Task to complete: Upon reaching the line containing "Output a JSON object describing the text", output that line and all remaining lines exactly, through the end of the entries, and output nothing before it.

[Web page and app entries]
= Beginning of Section =

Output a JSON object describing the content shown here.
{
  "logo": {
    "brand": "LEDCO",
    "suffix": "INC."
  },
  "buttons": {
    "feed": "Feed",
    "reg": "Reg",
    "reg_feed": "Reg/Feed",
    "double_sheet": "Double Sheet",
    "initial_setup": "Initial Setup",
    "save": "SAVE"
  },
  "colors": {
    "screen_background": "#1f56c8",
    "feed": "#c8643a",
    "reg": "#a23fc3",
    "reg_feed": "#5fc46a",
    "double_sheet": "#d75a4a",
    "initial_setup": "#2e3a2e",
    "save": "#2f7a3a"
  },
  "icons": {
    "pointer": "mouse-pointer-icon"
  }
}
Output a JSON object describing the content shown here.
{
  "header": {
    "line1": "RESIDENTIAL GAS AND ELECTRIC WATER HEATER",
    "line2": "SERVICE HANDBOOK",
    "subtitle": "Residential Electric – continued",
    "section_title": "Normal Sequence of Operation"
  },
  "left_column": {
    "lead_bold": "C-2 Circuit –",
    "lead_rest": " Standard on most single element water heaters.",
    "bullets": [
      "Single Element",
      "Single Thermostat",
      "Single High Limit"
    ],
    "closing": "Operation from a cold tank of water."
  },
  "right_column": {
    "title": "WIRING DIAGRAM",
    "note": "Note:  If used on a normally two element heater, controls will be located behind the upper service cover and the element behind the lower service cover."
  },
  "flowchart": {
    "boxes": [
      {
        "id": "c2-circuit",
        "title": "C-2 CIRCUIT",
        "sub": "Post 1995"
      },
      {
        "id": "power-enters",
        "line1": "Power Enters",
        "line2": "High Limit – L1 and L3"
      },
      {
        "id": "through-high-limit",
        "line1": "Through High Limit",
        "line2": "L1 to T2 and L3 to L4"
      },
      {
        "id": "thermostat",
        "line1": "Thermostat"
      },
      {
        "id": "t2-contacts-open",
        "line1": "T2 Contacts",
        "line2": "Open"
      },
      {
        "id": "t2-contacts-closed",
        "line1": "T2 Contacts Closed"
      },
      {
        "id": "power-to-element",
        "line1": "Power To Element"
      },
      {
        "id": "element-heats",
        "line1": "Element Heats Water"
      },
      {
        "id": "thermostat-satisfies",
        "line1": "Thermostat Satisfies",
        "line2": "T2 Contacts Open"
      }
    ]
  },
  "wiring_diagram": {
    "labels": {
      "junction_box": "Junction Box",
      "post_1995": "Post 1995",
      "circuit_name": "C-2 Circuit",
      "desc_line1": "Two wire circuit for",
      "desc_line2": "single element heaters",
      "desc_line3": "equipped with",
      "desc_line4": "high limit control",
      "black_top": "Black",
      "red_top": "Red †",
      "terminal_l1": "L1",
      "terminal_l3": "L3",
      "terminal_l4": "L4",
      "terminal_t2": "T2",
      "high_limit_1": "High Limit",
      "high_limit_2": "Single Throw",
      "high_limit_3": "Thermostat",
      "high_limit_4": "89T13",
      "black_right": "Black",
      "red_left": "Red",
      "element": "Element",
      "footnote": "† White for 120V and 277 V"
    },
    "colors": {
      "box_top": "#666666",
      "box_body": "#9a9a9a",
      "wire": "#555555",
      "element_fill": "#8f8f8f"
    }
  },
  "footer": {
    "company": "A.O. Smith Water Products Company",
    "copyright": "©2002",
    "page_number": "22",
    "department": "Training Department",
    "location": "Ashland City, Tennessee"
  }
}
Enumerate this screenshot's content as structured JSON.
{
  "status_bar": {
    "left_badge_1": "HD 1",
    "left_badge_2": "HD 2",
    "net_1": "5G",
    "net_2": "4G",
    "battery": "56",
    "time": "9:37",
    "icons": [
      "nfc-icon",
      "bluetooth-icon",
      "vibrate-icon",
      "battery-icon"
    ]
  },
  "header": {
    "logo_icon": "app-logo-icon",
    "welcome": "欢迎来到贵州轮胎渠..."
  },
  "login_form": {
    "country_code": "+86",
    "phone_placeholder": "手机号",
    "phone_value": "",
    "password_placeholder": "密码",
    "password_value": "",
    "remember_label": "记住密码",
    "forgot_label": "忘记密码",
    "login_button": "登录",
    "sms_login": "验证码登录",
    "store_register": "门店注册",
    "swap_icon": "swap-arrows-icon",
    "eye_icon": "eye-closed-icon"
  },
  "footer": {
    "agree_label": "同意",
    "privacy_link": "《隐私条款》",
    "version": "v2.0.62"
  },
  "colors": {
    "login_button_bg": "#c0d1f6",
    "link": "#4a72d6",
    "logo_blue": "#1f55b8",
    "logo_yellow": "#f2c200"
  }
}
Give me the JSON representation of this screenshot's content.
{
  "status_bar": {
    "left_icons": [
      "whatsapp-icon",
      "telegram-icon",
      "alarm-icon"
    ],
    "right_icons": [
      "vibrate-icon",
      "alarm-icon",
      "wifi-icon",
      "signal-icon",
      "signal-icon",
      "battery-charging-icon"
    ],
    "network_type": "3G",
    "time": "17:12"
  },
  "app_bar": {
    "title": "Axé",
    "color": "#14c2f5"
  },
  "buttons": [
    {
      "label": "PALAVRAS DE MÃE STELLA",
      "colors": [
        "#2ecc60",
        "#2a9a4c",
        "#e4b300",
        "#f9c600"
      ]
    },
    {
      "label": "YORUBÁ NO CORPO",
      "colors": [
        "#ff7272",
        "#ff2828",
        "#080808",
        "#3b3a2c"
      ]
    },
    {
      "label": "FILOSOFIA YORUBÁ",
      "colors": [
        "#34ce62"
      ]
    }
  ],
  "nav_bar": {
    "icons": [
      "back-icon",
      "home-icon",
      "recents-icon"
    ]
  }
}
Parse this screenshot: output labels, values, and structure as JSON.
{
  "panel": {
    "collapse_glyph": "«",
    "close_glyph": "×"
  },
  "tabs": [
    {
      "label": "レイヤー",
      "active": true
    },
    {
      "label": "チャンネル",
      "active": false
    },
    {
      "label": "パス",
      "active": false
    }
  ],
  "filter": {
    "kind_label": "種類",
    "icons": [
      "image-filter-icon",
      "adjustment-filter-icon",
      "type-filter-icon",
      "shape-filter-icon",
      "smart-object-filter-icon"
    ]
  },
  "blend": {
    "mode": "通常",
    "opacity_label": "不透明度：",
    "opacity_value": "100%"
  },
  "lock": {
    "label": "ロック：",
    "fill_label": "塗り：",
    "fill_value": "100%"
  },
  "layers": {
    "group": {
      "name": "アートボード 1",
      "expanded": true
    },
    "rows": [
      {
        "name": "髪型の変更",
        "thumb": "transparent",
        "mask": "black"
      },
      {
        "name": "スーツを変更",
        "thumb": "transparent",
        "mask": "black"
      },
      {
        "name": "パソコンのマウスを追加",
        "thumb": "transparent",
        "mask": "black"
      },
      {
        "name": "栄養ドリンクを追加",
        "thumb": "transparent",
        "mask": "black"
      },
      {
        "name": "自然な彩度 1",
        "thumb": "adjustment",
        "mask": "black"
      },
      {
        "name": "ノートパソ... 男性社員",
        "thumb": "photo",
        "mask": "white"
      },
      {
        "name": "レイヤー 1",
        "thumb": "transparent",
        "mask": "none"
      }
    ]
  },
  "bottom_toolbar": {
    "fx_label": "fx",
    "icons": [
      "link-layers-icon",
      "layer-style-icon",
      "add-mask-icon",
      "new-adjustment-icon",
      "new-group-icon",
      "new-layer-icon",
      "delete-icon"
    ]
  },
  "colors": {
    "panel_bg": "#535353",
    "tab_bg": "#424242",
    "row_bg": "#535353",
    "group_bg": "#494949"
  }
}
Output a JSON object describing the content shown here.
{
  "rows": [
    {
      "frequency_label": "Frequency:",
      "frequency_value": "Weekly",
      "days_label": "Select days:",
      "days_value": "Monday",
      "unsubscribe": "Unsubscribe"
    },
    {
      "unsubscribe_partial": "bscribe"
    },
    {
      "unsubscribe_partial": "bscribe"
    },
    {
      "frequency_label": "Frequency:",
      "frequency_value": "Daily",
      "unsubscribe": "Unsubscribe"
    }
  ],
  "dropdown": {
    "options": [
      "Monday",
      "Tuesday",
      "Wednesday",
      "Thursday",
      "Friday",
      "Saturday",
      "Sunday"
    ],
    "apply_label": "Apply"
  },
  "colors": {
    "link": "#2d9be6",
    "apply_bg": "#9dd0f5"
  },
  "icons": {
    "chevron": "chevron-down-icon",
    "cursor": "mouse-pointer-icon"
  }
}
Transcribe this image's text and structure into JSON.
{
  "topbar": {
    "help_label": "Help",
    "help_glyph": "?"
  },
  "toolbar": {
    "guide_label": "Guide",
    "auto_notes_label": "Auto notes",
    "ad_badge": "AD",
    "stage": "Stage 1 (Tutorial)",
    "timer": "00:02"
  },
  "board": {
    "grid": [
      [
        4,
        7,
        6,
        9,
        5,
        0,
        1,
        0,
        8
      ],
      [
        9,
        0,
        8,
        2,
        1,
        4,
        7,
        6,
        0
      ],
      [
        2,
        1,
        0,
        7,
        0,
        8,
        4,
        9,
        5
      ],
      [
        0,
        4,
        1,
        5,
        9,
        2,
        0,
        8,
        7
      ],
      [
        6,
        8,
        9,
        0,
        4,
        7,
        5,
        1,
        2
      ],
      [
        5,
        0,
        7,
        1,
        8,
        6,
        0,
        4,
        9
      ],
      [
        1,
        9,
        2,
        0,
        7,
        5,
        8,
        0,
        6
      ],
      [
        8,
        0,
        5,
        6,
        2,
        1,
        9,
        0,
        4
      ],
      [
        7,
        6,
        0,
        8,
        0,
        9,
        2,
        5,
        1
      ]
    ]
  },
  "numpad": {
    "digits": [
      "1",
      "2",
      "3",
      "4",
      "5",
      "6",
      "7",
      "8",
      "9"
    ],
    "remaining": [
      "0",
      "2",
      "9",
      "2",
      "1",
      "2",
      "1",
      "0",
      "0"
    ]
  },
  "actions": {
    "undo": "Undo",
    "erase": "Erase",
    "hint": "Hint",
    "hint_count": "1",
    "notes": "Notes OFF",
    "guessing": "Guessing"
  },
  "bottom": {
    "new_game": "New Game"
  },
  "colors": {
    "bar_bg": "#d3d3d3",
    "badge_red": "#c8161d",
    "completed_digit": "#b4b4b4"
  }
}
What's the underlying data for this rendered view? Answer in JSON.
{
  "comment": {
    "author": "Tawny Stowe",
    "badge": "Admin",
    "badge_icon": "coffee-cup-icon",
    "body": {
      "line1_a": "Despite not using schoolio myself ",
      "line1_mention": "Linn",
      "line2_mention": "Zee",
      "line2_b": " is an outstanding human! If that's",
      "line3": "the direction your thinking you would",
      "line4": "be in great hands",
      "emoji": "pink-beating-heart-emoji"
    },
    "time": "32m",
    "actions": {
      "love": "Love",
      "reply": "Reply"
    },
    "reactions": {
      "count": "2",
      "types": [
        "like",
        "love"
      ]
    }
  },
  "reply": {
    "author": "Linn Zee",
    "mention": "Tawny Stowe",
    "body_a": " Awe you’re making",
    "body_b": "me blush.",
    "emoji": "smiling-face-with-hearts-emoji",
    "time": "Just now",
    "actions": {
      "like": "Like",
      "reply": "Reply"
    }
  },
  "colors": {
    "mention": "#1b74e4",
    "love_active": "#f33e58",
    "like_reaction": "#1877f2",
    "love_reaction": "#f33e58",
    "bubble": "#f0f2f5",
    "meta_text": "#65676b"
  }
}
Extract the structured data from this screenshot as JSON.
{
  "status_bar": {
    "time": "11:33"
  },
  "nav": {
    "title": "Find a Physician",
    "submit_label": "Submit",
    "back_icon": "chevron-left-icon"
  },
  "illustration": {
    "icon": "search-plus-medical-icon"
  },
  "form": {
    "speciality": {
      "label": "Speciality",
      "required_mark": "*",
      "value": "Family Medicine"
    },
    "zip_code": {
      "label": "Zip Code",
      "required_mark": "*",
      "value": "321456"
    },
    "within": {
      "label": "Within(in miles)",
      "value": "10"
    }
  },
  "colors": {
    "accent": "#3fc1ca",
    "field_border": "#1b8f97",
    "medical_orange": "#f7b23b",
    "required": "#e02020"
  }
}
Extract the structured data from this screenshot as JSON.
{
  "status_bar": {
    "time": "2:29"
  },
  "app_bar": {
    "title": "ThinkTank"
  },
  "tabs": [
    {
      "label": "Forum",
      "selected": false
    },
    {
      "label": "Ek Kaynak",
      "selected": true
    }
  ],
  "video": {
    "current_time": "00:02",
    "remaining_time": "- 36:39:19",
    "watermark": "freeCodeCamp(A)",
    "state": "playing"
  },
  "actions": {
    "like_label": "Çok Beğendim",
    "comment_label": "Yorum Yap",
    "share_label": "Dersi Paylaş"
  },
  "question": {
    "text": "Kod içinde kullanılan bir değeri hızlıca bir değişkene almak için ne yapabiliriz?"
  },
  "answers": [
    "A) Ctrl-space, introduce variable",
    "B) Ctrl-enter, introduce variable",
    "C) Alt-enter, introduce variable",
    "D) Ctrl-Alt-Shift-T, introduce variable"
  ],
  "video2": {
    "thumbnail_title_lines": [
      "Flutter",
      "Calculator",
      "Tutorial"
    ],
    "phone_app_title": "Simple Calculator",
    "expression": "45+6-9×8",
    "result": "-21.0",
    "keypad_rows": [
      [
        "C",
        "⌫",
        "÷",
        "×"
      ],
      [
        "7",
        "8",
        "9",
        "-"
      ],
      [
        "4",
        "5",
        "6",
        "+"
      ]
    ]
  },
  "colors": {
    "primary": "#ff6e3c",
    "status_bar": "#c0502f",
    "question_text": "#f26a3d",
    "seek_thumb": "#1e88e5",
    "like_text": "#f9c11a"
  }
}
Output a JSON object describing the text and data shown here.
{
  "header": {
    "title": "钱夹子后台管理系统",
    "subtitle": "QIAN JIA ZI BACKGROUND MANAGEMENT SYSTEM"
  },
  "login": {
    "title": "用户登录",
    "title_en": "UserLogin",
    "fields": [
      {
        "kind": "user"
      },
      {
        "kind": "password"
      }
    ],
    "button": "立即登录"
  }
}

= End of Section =

Output of the exercise:
Output a JSON object describing the text and data shown here.
{
  "header": {
    "title": "钱夹子后台管理系统",
    "subtitle": "QIAN JIA ZI BACKGROUND MANAGEMENT SYSTEM"
  },
  "login": {
    "title": "用户登录",
    "title_en": "UserLogin",
    "fields": [
      {
        "kind": "user"
      },
      {
        "kind": "password"
      }
    ],
    "button": "立即登录"
  }
}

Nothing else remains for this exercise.